While generalizations are fine sometimes you can get too general. I do like where the 80/20 comes from and the overall vagueness behind it. However, there seems to be a couple of problems.
- There are some people who want to be 20%, but don’t have the time to manage it other than at work.
- Part of the 20% is only learning and can’t be pushers and innovators.
- Those that enjoy development, but don’t care enough about being better to be a 20%
The above people do exist and in the chart 10% area is where they sit. So this is where I disagree with Jeff Atwood (coding horror).
As I work with teams of programmers in the field, I’m consistently struck by the yawning abyss between that 20% and the rest of the world. It makes the divide between the open-source and Microsoft camps look like a shallow ditch.
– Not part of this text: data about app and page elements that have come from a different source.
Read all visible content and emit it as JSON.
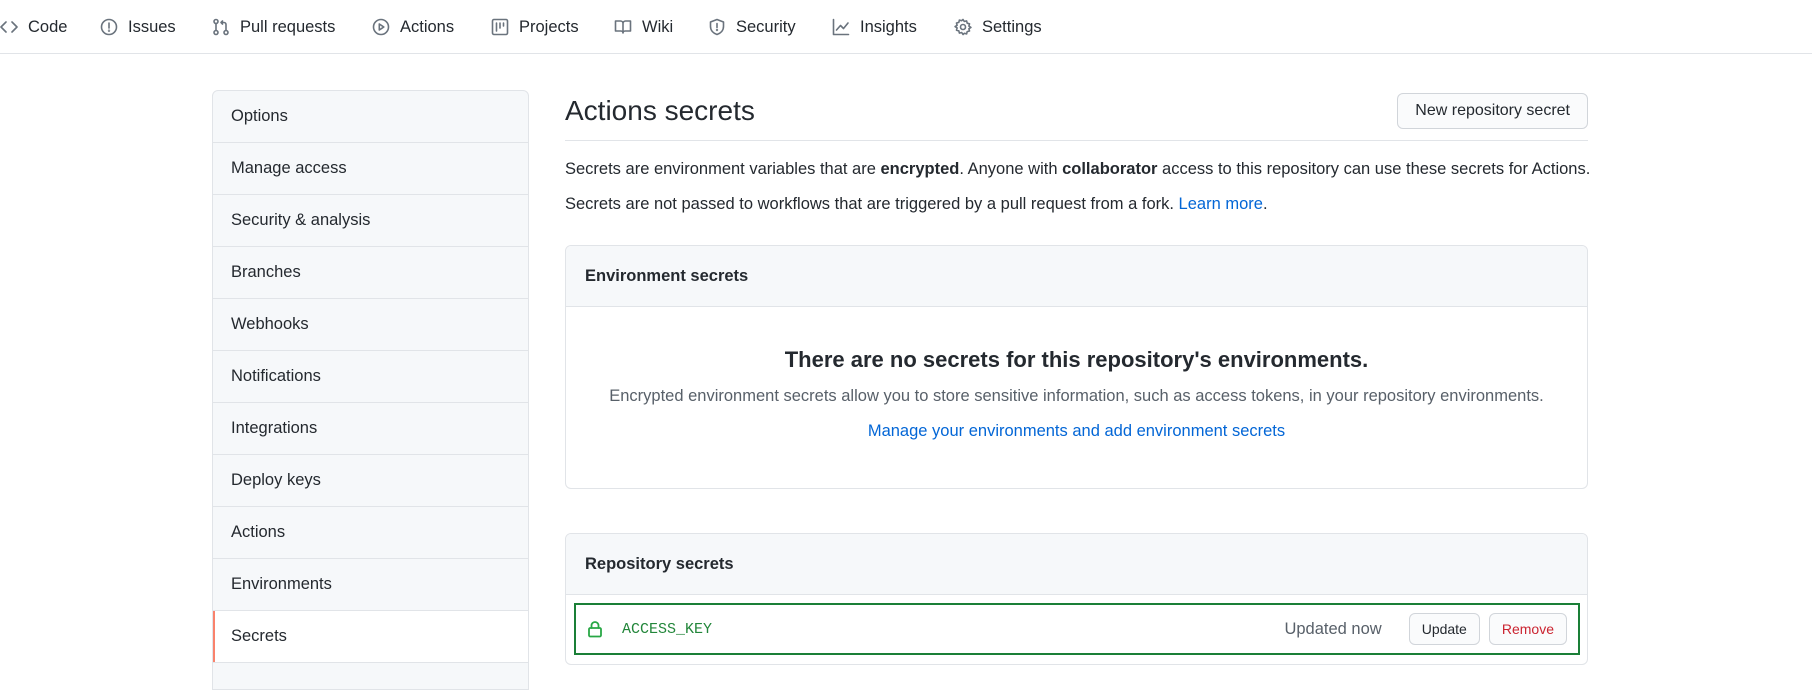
{
  "repo_nav": {
    "tabs": [
      {
        "label": "Code",
        "icon": "code-icon"
      },
      {
        "label": "Issues",
        "icon": "issue-icon"
      },
      {
        "label": "Pull requests",
        "icon": "pull-request-icon"
      },
      {
        "label": "Actions",
        "icon": "play-icon"
      },
      {
        "label": "Projects",
        "icon": "project-icon"
      },
      {
        "label": "Wiki",
        "icon": "book-icon"
      },
      {
        "label": "Security",
        "icon": "shield-icon"
      },
      {
        "label": "Insights",
        "icon": "graph-icon"
      },
      {
        "label": "Settings",
        "icon": "gear-icon"
      }
    ]
  },
  "sidebar": {
    "items": [
      {
        "label": "Options"
      },
      {
        "label": "Manage access"
      },
      {
        "label": "Security & analysis"
      },
      {
        "label": "Branches"
      },
      {
        "label": "Webhooks"
      },
      {
        "label": "Notifications"
      },
      {
        "label": "Integrations"
      },
      {
        "label": "Deploy keys"
      },
      {
        "label": "Actions"
      },
      {
        "label": "Environments"
      },
      {
        "label": "Secrets",
        "selected": true
      }
    ]
  },
  "main": {
    "title": "Actions secrets",
    "new_button": "New repository secret",
    "desc1": {
      "part1": "Secrets are environment variables that are ",
      "bold1": "encrypted",
      "part2": ". Anyone with ",
      "bold2": "collaborator",
      "part3": " access to this repository can use these secrets for Actions."
    },
    "desc2": {
      "text": "Secrets are not passed to workflows that are triggered by a pull request from a fork. ",
      "link": "Learn more",
      "end": "."
    },
    "environment_secrets": {
      "header": "Environment secrets",
      "blank_title": "There are no secrets for this repository's environments.",
      "blank_text": "Encrypted environment secrets allow you to store sensitive information, such as access tokens, in your repository environments.",
      "manage_link": "Manage your environments and add environment secrets"
    },
    "repository_secrets": {
      "header": "Repository secrets",
      "rows": [
        {
          "name": "ACCESS_KEY",
          "updated": "Updated now",
          "update_label": "Update",
          "remove_label": "Remove"
        }
      ]
    }
  },
  "colors": {
    "link": "#0366d6",
    "selected_accent": "#f9826c",
    "secret_highlight": "#1a7f37",
    "remove_text": "#cb2431"
  }
}
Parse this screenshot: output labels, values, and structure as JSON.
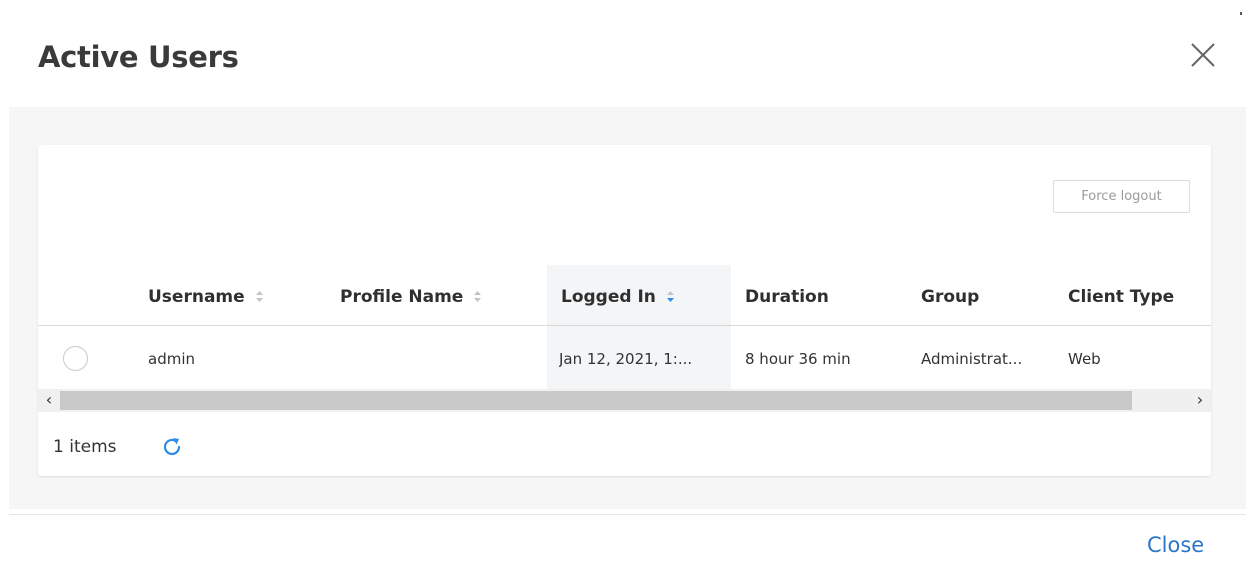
{
  "dialog": {
    "title": "Active Users",
    "close_icon": "close-x-icon",
    "close_label": "Close"
  },
  "toolbar": {
    "force_logout_label": "Force logout"
  },
  "table": {
    "columns": [
      {
        "label": "Username",
        "sortable": true,
        "sort": "none"
      },
      {
        "label": "Profile Name",
        "sortable": true,
        "sort": "none"
      },
      {
        "label": "Logged In",
        "sortable": true,
        "sort": "descending"
      },
      {
        "label": "Duration",
        "sortable": false
      },
      {
        "label": "Group",
        "sortable": false
      },
      {
        "label": "Client Type",
        "sortable": false
      }
    ],
    "rows": [
      {
        "selected": false,
        "username": "admin",
        "profile_name": "",
        "logged_in": "Jan 12, 2021, 1:...",
        "duration": "8 hour 36 min",
        "group": "Administrat...",
        "client_type": "Web"
      }
    ]
  },
  "footer": {
    "item_count": "1 items",
    "refresh_icon": "refresh-icon"
  },
  "colors": {
    "accent": "#2b76c8",
    "sort_active": "#2e8be6",
    "panel_bg": "#f6f6f6"
  }
}
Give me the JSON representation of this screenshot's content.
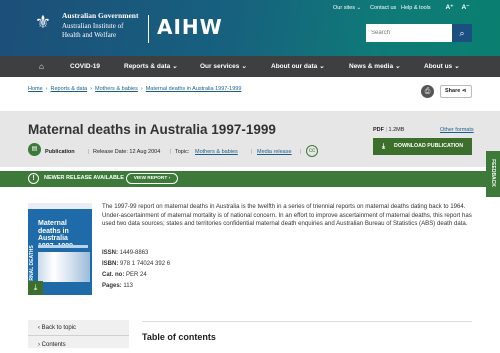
{
  "header": {
    "gov_line1": "Australian Government",
    "gov_line2": "Australian Institute of Health and Welfare",
    "logo_text": "AIHW",
    "top_links": [
      "Our sites ⌄",
      "Contact us",
      "Help & tools"
    ],
    "font_increase": "A⁺",
    "font_decrease": "A⁻",
    "search_placeholder": "Search"
  },
  "nav": {
    "home_icon": "home-icon",
    "items": [
      "COVID-19",
      "Reports & data",
      "Our services",
      "About our data",
      "News & media",
      "About us"
    ]
  },
  "breadcrumb": [
    "Home",
    "Reports & data",
    "Mothers & babies",
    "Maternal deaths in Australia 1997-1999"
  ],
  "actions": {
    "print_icon": "print-icon",
    "share_label": "Share"
  },
  "report": {
    "title": "Maternal deaths in Australia 1997-1999",
    "type": "Publication",
    "release_date": "Release Date: 12 Aug 2004",
    "topic_label": "Topic:",
    "topic": "Mothers & babies",
    "media": "Media release",
    "pdf_label": "PDF",
    "pdf_size": "1.2MB",
    "other_formats": "Other formats",
    "download_label": "DOWNLOAD PUBLICATION"
  },
  "release_banner": {
    "text": "NEWER RELEASE AVAILABLE",
    "button": "VIEW REPORT"
  },
  "feedback_label": "FEEDBACK",
  "cover": {
    "title": "Maternal deaths in Australia 1997–1999",
    "side_text": "ERNAL DEATHS"
  },
  "description": "The 1997-99 report on maternal deaths in Australia is the twelfth in a series of triennial reports on maternal deaths dating back to 1964. Under-ascertainment of maternal mortality is of national concern. In an effort to improve ascertainment of maternal deaths, this report has used two data sources; states and territories confidential maternal death enquiries and Australian Bureau of Statistics (ABS) death data.",
  "facts": [
    {
      "label": "ISSN:",
      "value": "1449-8863"
    },
    {
      "label": "ISBN:",
      "value": "978 1 74024 392 6"
    },
    {
      "label": "Cat. no:",
      "value": "PER 24"
    },
    {
      "label": "Pages:",
      "value": "113"
    }
  ],
  "sidenav": {
    "back": "Back to topic",
    "contents": "Contents"
  },
  "toc_title": "Table of contents"
}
While there may be a big divide there are those in between that do bridge the gap. So I honestly think the numbers should be restructured a bit to allow for this maybe a 75% 10% and 15% with the 10% in the middle like below.
The biggest reason I have a problem with two distinct groups that are defined by Ben Collins-Sussman
The 20% folks are what many would call “alpha” programmers – the leaders, trailblazers, trendsetters
The 80% folks make up the bulk of the software development industry. They’re not stupid; they’re merely vocational.
That totally leaves out enthusiastic beginners and some of my friends and colleagues that want to be the above 20%, but really don’t fit in the 80% either. So I guess that means the definitions need to be either further refined or the numbers need to be slightly altered.
What are your thoughts? Am I wrong?